This week the book "'The Third World War" was reviewed on BBC2. This is an assessment by military men that, in the words of the commentator, "'the Apocalyptic events of Armageddon" will take place with the use of the atomic bomb in 1985. Revelation 16, 15 shows that Jesus will return unexpectedly to the unbelieving an unprepared at the time of Armageddon. Zechariah, (14,12) in the context of the return of Jesus to the Mount of Olives, says of those who fight against the Lord. "Their eyes shall consume away in their sockets". This was read three weeks ago for the first time by a man working on an atomic device, He remarked immediately: "This is what happens with radiation from atomic bombs"

God uses His judgments in the way prophesied. Those who rejected Jesus in His ministry had their cities destroyed by the Romans; five million Jews were destroyed by the Hitler regime under the curse of the breaking of His law (Lev. 26); and our permissive generation will also be destroyed.

We do not rejoice in seeing suffering, but as Jesus told us to, "we lift our heads, knowing that when all these things come to pass, our redemption draweth nigh".

End of the world?

IT is clear from Mr. Murfin's latest letter (JEP, July 13) that he still persists in reading his own ideas into scriptural verses. He quotes the prophet Zechariah - "Their eyes shall consume away in their sockets" - as a reference to the effect of atomic radiation. This sounds very convincing but I have an old book which uses the same verse to speak of the effect of poison gas on the eyes in World War I - and uses this to show the end of the world was due around then. It must have also sounded convincing in its heyday, but I fear that it has made the end of the world a little overdue!

When you look at the entire verse, it reads: "The Lord will bring a terrible disease on all the nations that make war on Jerusalem. Their flesh will rot away while they are still alive; their eyes and their tongues will rot away" - which makes it abundantly clear that the plague is brought about by God, not man! This is conveniently forgotten by Mr. Murfin.

It should be made clear, however, that our civilization is in danger of destruction, but this means working actively to prevent catastrophe, not idly sitting around waiting for God to pop up out of the box and help us out of our predicament, as Mr. Murfin implies.

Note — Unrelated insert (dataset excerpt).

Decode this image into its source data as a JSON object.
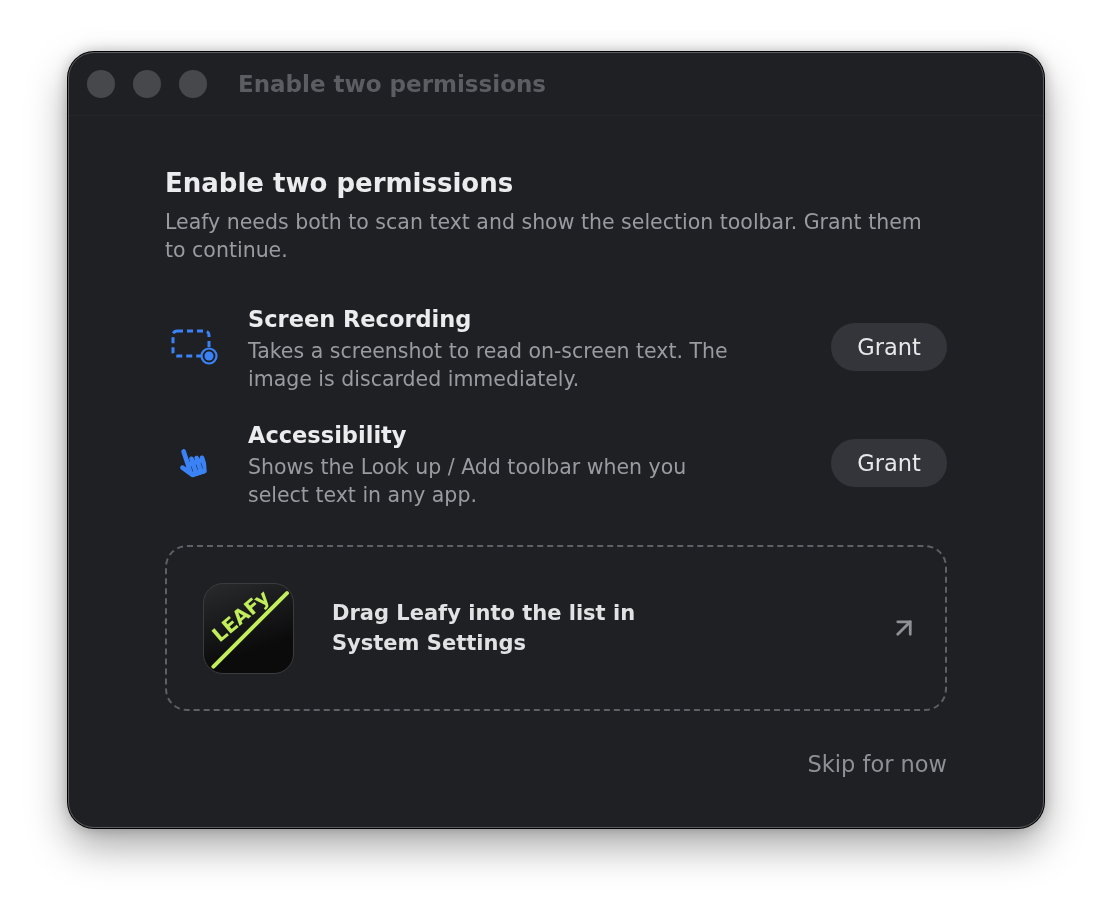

That will only paralyze the will to survive.

Lastly, contrary to Mr. Murfin's allegations, I do not worship an ape! I merely hold to the respectable scientific theory that man developed from an ape-like creature - as has been vindicated by the discoveries of Richard Leakey. I find it more credible than a naive belief in a literal Adam, as so many fringe sects nowadays appear to do.

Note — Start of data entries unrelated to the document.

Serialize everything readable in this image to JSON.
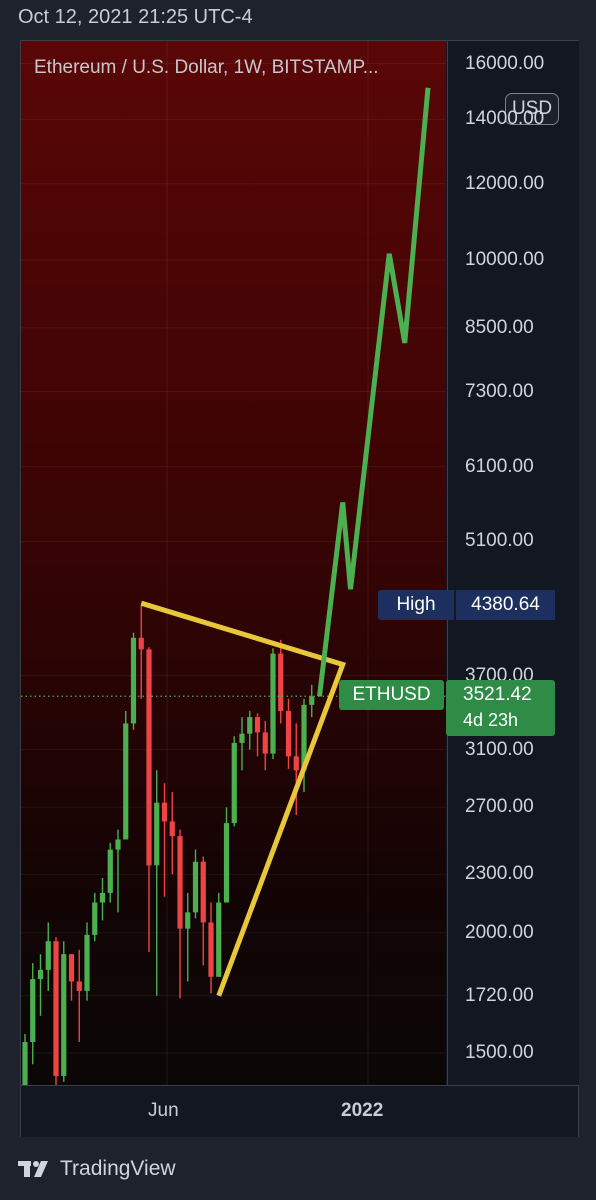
{
  "timestamp": "Oct 12, 2021 21:25 UTC-4",
  "symbol_title": "Ethereum / U.S. Dollar, 1W, BITSTAMP...",
  "currency_button": "USD",
  "brand": "TradingView",
  "high_label": {
    "name": "High",
    "value": "4380.64"
  },
  "symbol_label": {
    "name": "ETHUSD",
    "value": "3521.42",
    "countdown": "4d 23h"
  },
  "colors": {
    "up": "#4caf50",
    "down": "#ef4444",
    "projection": "#4caf50",
    "triangle": "#e8c83a",
    "price_line": "#4caf50"
  },
  "chart_data": {
    "type": "candlestick",
    "title": "Ethereum / U.S. Dollar, 1W, BITSTAMP...",
    "price_scale": "log",
    "y_ticks": [
      "16000.00",
      "14000.00",
      "12000.00",
      "10000.00",
      "8500.00",
      "7300.00",
      "6100.00",
      "5100.00",
      "3700.00",
      "3100.00",
      "2700.00",
      "2300.00",
      "2000.00",
      "1720.00",
      "1500.00"
    ],
    "x_ticks": [
      "Jun",
      "2022"
    ],
    "current_price": 3521.42,
    "high": 4380.64,
    "candles": [
      {
        "o": 1380,
        "h": 1570,
        "l": 1330,
        "c": 1540
      },
      {
        "o": 1540,
        "h": 1860,
        "l": 1460,
        "c": 1790
      },
      {
        "o": 1790,
        "h": 1900,
        "l": 1640,
        "c": 1830
      },
      {
        "o": 1830,
        "h": 2050,
        "l": 1740,
        "c": 1960
      },
      {
        "o": 1960,
        "h": 1980,
        "l": 1380,
        "c": 1420
      },
      {
        "o": 1420,
        "h": 1960,
        "l": 1400,
        "c": 1900
      },
      {
        "o": 1900,
        "h": 1900,
        "l": 1700,
        "c": 1780
      },
      {
        "o": 1780,
        "h": 1920,
        "l": 1540,
        "c": 1740
      },
      {
        "o": 1740,
        "h": 2050,
        "l": 1700,
        "c": 1990
      },
      {
        "o": 1990,
        "h": 2200,
        "l": 1960,
        "c": 2150
      },
      {
        "o": 2150,
        "h": 2280,
        "l": 2060,
        "c": 2200
      },
      {
        "o": 2200,
        "h": 2480,
        "l": 2150,
        "c": 2440
      },
      {
        "o": 2440,
        "h": 2560,
        "l": 2100,
        "c": 2500
      },
      {
        "o": 2500,
        "h": 3400,
        "l": 2500,
        "c": 3300
      },
      {
        "o": 3300,
        "h": 4100,
        "l": 3250,
        "c": 4050
      },
      {
        "o": 4050,
        "h": 4380,
        "l": 3500,
        "c": 3940
      },
      {
        "o": 3940,
        "h": 3960,
        "l": 1910,
        "c": 2350
      },
      {
        "o": 2350,
        "h": 2950,
        "l": 1720,
        "c": 2730
      },
      {
        "o": 2730,
        "h": 2860,
        "l": 2180,
        "c": 2610
      },
      {
        "o": 2610,
        "h": 2800,
        "l": 2300,
        "c": 2520
      },
      {
        "o": 2520,
        "h": 2560,
        "l": 1710,
        "c": 2020
      },
      {
        "o": 2020,
        "h": 2200,
        "l": 1780,
        "c": 2100
      },
      {
        "o": 2100,
        "h": 2440,
        "l": 2070,
        "c": 2370
      },
      {
        "o": 2370,
        "h": 2400,
        "l": 1850,
        "c": 2050
      },
      {
        "o": 2050,
        "h": 2150,
        "l": 1730,
        "c": 1800
      },
      {
        "o": 1800,
        "h": 2200,
        "l": 1800,
        "c": 2150
      },
      {
        "o": 2150,
        "h": 2700,
        "l": 2150,
        "c": 2600
      },
      {
        "o": 2600,
        "h": 3200,
        "l": 2580,
        "c": 3150
      },
      {
        "o": 3150,
        "h": 3350,
        "l": 2950,
        "c": 3220
      },
      {
        "o": 3220,
        "h": 3400,
        "l": 3100,
        "c": 3350
      },
      {
        "o": 3350,
        "h": 3380,
        "l": 3050,
        "c": 3230
      },
      {
        "o": 3230,
        "h": 3320,
        "l": 2950,
        "c": 3070
      },
      {
        "o": 3070,
        "h": 3950,
        "l": 3030,
        "c": 3900
      },
      {
        "o": 3900,
        "h": 4030,
        "l": 3300,
        "c": 3400
      },
      {
        "o": 3400,
        "h": 3500,
        "l": 2960,
        "c": 3050
      },
      {
        "o": 3050,
        "h": 3300,
        "l": 2650,
        "c": 2950
      },
      {
        "o": 2950,
        "h": 3500,
        "l": 2800,
        "c": 3450
      },
      {
        "o": 3450,
        "h": 3620,
        "l": 3350,
        "c": 3521
      }
    ],
    "projection": [
      {
        "week": 38,
        "price": 3521
      },
      {
        "week": 41,
        "price": 5600
      },
      {
        "week": 42,
        "price": 4550
      },
      {
        "week": 47,
        "price": 10150
      },
      {
        "week": 49,
        "price": 8200
      },
      {
        "week": 52,
        "price": 15100
      }
    ],
    "triangle": [
      {
        "week": 15,
        "price": 4400
      },
      {
        "week": 41,
        "price": 3800
      },
      {
        "week": 25,
        "price": 1720
      },
      {
        "week": 41,
        "price": 3800
      }
    ]
  }
}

As a word to end all words on the end of the world before the topic begins to bore the JEP's readership, may I quote to Mr. Murfin the maxim of Alexander Pope: "blessed is he who expects nothing, for he shall not be disappointed."


From Mr. Matthew Shepard.

I NOTICED in recent correspondence in the letters columns of your paper (JEP, July 19), a letter which finished by warning the "world's end" debaters that such an argument as they were having should be discontinued "before the topic begins to bore the JEP's readership".

Sir, with respect, it has already done so.
c/o Asioli Hotel,
Roseville Street,
St. Helier.
July 20, 1978.

Letters, JEP 1978

1 comment:

Anonymous said...

Reminds me to post a review sometime of Isaac Asimov's A Choice of Catastrophes, the disasters that threaten the world.